INFORMATION GIVEN:
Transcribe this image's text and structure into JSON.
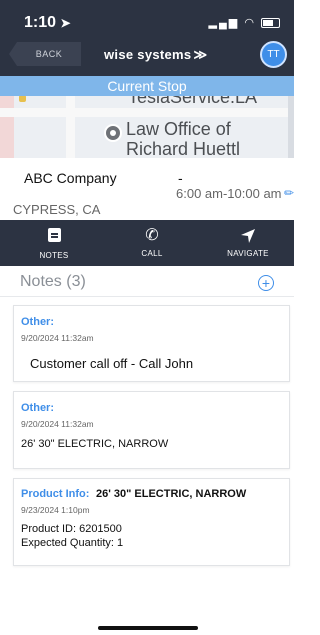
{
  "status_bar": {
    "time": "1:10",
    "location_arrow": "location-arrow-icon"
  },
  "header": {
    "back_label": "BACK",
    "brand": "wise systems",
    "brand_chevrons": "≫",
    "avatar_initials": "TT",
    "current_stop_label": "Current Stop"
  },
  "map": {
    "labels": [
      "TeslaService.LA",
      "Law Office of",
      "Richard Huettl"
    ]
  },
  "stop": {
    "company": "ABC Company",
    "dash": "-",
    "time_window": "6:00 am-10:00 am",
    "city": "CYPRESS, CA"
  },
  "actions": [
    {
      "label": "NOTES",
      "icon": "notes-icon"
    },
    {
      "label": "CALL",
      "icon": "phone-icon"
    },
    {
      "label": "NAVIGATE",
      "icon": "navigate-arrow-icon"
    }
  ],
  "notes": {
    "header": "Notes (3)",
    "add_icon": "plus-circle-icon",
    "items": [
      {
        "category": "Other:",
        "date": "9/20/2024 11:32am",
        "text": "Customer call off - Call John"
      },
      {
        "category": "Other:",
        "date": "9/20/2024 11:32am",
        "text": "26' 30\" ELECTRIC, NARROW"
      },
      {
        "category": "Product Info:",
        "title": "26' 30\" ELECTRIC, NARROW",
        "date": "9/23/2024 1:10pm",
        "product_id": "Product ID: 6201500",
        "expected_qty": "Expected Quantity: 1"
      }
    ]
  },
  "colors": {
    "nav_bg": "#2c3342",
    "accent": "#3f8ee8",
    "current_stop_bg": "#7fb6ea"
  }
}
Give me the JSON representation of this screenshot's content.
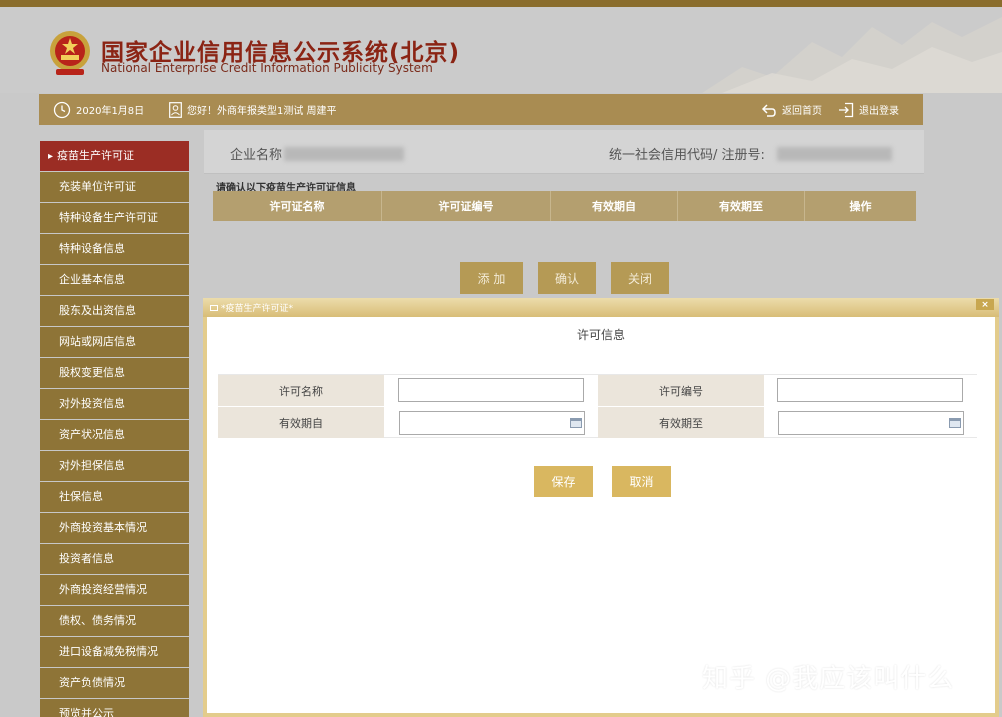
{
  "header": {
    "title_cn": "国家企业信用信息公示系统(北京)",
    "title_en": "National Enterprise Credit Information Publicity System"
  },
  "infobar": {
    "date": "2020年1月8日",
    "greeting": "您好！外商年报类型1测试 周建平",
    "home_label": "返回首页",
    "logout_label": "退出登录"
  },
  "sidebar": {
    "items": [
      {
        "label": "疫苗生产许可证",
        "active": true
      },
      {
        "label": "充装单位许可证"
      },
      {
        "label": "特种设备生产许可证"
      },
      {
        "label": "特种设备信息"
      },
      {
        "label": "企业基本信息"
      },
      {
        "label": "股东及出资信息"
      },
      {
        "label": "网站或网店信息"
      },
      {
        "label": "股权变更信息"
      },
      {
        "label": "对外投资信息"
      },
      {
        "label": "资产状况信息"
      },
      {
        "label": "对外担保信息"
      },
      {
        "label": "社保信息"
      },
      {
        "label": "外商投资基本情况"
      },
      {
        "label": "投资者信息"
      },
      {
        "label": "外商投资经营情况"
      },
      {
        "label": "债权、债务情况"
      },
      {
        "label": "进口设备减免税情况"
      },
      {
        "label": "资产负债情况"
      },
      {
        "label": "预览并公示"
      }
    ]
  },
  "main": {
    "company_label": "企业名称",
    "code_label": "统一社会信用代码/ 注册号:",
    "confirm_text": "请确认以下疫苗生产许可证信息",
    "columns": [
      "许可证名称",
      "许可证编号",
      "有效期自",
      "有效期至",
      "操作"
    ],
    "buttons": {
      "add": "添 加",
      "confirm": "确认",
      "close": "关闭"
    }
  },
  "modal": {
    "title": "*疫苗生产许可证*",
    "close_glyph": "×",
    "heading": "许可信息",
    "fields": {
      "license_name": {
        "label": "许可名称",
        "value": ""
      },
      "license_no": {
        "label": "许可编号",
        "value": ""
      },
      "valid_from": {
        "label": "有效期自",
        "value": ""
      },
      "valid_to": {
        "label": "有效期至",
        "value": ""
      }
    },
    "save_label": "保存",
    "cancel_label": "取消"
  },
  "watermark": "知乎 @我应该叫什么",
  "colors": {
    "nav_bg": "#8e7437",
    "nav_active": "#9b2d24",
    "infobar": "#a98c52",
    "table_head": "#b49f6f",
    "modal_button": "#d9b760",
    "title_red": "#8b2414"
  }
}
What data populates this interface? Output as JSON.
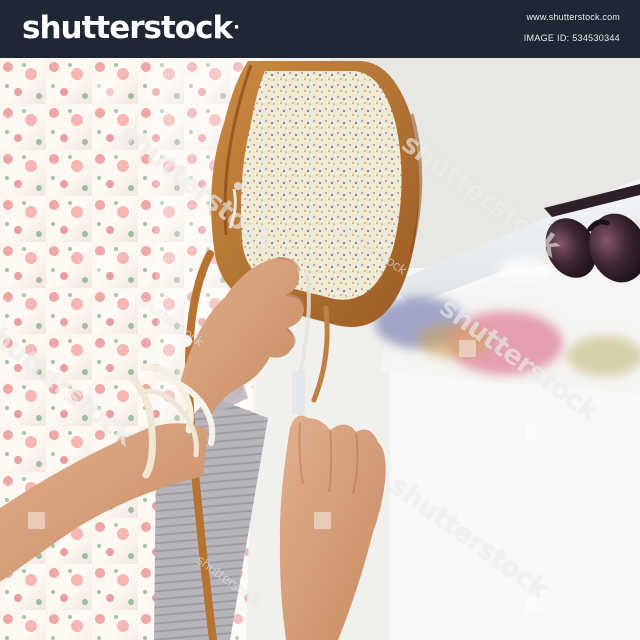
{
  "header": {
    "brand": "shutterstock",
    "brand_mark": "·",
    "site": "www.shutterstock.com",
    "image_id": "IMAGE ID: 534530344"
  },
  "watermarks": {
    "big": "shutterstock",
    "small": "shutterstock"
  },
  "icons": {
    "watermark": "watermark-square-icon"
  }
}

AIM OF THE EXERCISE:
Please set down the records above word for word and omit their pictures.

RESULT OF THIS EXERCISE:
Transcribe this image's text and structure into JSON.
{
  "status_bar": {
    "time": "1:10",
    "location_arrow": "location-arrow-icon"
  },
  "header": {
    "back_label": "BACK",
    "brand": "wise systems",
    "brand_chevrons": "≫",
    "avatar_initials": "TT",
    "current_stop_label": "Current Stop"
  },
  "map": {
    "labels": [
      "TeslaService.LA",
      "Law Office of",
      "Richard Huettl"
    ]
  },
  "stop": {
    "company": "ABC Company",
    "dash": "-",
    "time_window": "6:00 am-10:00 am",
    "city": "CYPRESS, CA"
  },
  "actions": [
    {
      "label": "NOTES",
      "icon": "notes-icon"
    },
    {
      "label": "CALL",
      "icon": "phone-icon"
    },
    {
      "label": "NAVIGATE",
      "icon": "navigate-arrow-icon"
    }
  ],
  "notes": {
    "header": "Notes (3)",
    "add_icon": "plus-circle-icon",
    "items": [
      {
        "category": "Other:",
        "date": "9/20/2024 11:32am",
        "text": "Customer call off - Call John"
      },
      {
        "category": "Other:",
        "date": "9/20/2024 11:32am",
        "text": "26' 30\" ELECTRIC, NARROW"
      },
      {
        "category": "Product Info:",
        "title": "26' 30\" ELECTRIC, NARROW",
        "date": "9/23/2024 1:10pm",
        "product_id": "Product ID: 6201500",
        "expected_qty": "Expected Quantity: 1"
      }
    ]
  },
  "colors": {
    "nav_bg": "#2c3342",
    "accent": "#3f8ee8",
    "current_stop_bg": "#7fb6ea"
  }
}
Give me the JSON representation of this screenshot's content.
{
  "header": {
    "title_cn": "国家企业信用信息公示系统(北京)",
    "title_en": "National Enterprise Credit Information Publicity System"
  },
  "infobar": {
    "date": "2020年1月8日",
    "greeting": "您好！外商年报类型1测试 周建平",
    "home_label": "返回首页",
    "logout_label": "退出登录"
  },
  "sidebar": {
    "items": [
      {
        "label": "疫苗生产许可证",
        "active": true
      },
      {
        "label": "充装单位许可证"
      },
      {
        "label": "特种设备生产许可证"
      },
      {
        "label": "特种设备信息"
      },
      {
        "label": "企业基本信息"
      },
      {
        "label": "股东及出资信息"
      },
      {
        "label": "网站或网店信息"
      },
      {
        "label": "股权变更信息"
      },
      {
        "label": "对外投资信息"
      },
      {
        "label": "资产状况信息"
      },
      {
        "label": "对外担保信息"
      },
      {
        "label": "社保信息"
      },
      {
        "label": "外商投资基本情况"
      },
      {
        "label": "投资者信息"
      },
      {
        "label": "外商投资经营情况"
      },
      {
        "label": "债权、债务情况"
      },
      {
        "label": "进口设备减免税情况"
      },
      {
        "label": "资产负债情况"
      },
      {
        "label": "预览并公示"
      }
    ]
  },
  "main": {
    "company_label": "企业名称",
    "code_label": "统一社会信用代码/ 注册号:",
    "confirm_text": "请确认以下疫苗生产许可证信息",
    "columns": [
      "许可证名称",
      "许可证编号",
      "有效期自",
      "有效期至",
      "操作"
    ],
    "buttons": {
      "add": "添 加",
      "confirm": "确认",
      "close": "关闭"
    }
  },
  "modal": {
    "title": "*疫苗生产许可证*",
    "close_glyph": "×",
    "heading": "许可信息",
    "fields": {
      "license_name": {
        "label": "许可名称",
        "value": ""
      },
      "license_no": {
        "label": "许可编号",
        "value": ""
      },
      "valid_from": {
        "label": "有效期自",
        "value": ""
      },
      "valid_to": {
        "label": "有效期至",
        "value": ""
      }
    },
    "save_label": "保存",
    "cancel_label": "取消"
  },
  "watermark": "知乎 @我应该叫什么",
  "colors": {
    "nav_bg": "#8e7437",
    "nav_active": "#9b2d24",
    "infobar": "#a98c52",
    "table_head": "#b49f6f",
    "modal_button": "#d9b760",
    "title_red": "#8b2414"
  }
}
What data populates this interface? Output as JSON.
{
  "header": {
    "brand": "shutterstock",
    "brand_mark": "·",
    "site": "www.shutterstock.com",
    "image_id": "IMAGE ID: 534530344"
  },
  "watermarks": {
    "big": "shutterstock",
    "small": "shutterstock"
  },
  "icons": {
    "watermark": "watermark-square-icon"
  }
}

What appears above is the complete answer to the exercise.